When you face a criminal charge in New York, it is important to understand your options. Your approach could differ depending on what charge you are up against and what your criminal record looks like.
One potential way to handle a charge is by accepting a plea bargain. But is it a good option for your situation?
The cons of a plea bargain
Cornell Law School defines a plea bargain as an agreement between prosecutors and defendants. In this agreement, both parties have something to gain. The defendant – you, in this case – often get a lighter sentence. The plea bargain may include reduced charges or dropped charges. The prosecutors may request a lenient penalty. In exchange, you submit a guilty plea.
The cons of this option center around the fact that you are claiming guilt for at least one charge you face.
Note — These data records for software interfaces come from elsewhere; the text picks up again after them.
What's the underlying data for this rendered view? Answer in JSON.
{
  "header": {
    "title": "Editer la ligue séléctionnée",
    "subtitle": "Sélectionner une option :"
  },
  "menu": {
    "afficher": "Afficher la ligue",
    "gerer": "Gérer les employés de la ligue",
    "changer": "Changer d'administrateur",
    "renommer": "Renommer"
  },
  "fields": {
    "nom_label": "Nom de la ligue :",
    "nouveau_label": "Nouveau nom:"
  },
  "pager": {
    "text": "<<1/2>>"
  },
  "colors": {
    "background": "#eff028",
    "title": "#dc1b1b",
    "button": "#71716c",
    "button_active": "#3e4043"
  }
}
This puts a criminal conviction on your record, which could have major impacts on your future ability to find housing or employment. If you are not guilty of the crime, it can certainly feel like an unfair exchange. Some even argue that plea bargains undermine constitutional rights.
The pros of a plea bargain
The pros involve the time it saves you and the reduced penalties. By accepting a plea bargain, you do not have to go through the court or wait for the sentencing of a jury. You will also face lighter sentences and less severe charges, which may suit you if chances of conviction by jury are high.
In the end, it is important to consult with a legal professional before taking or denying a plea bargain. They can provide insight on which works best for your situation.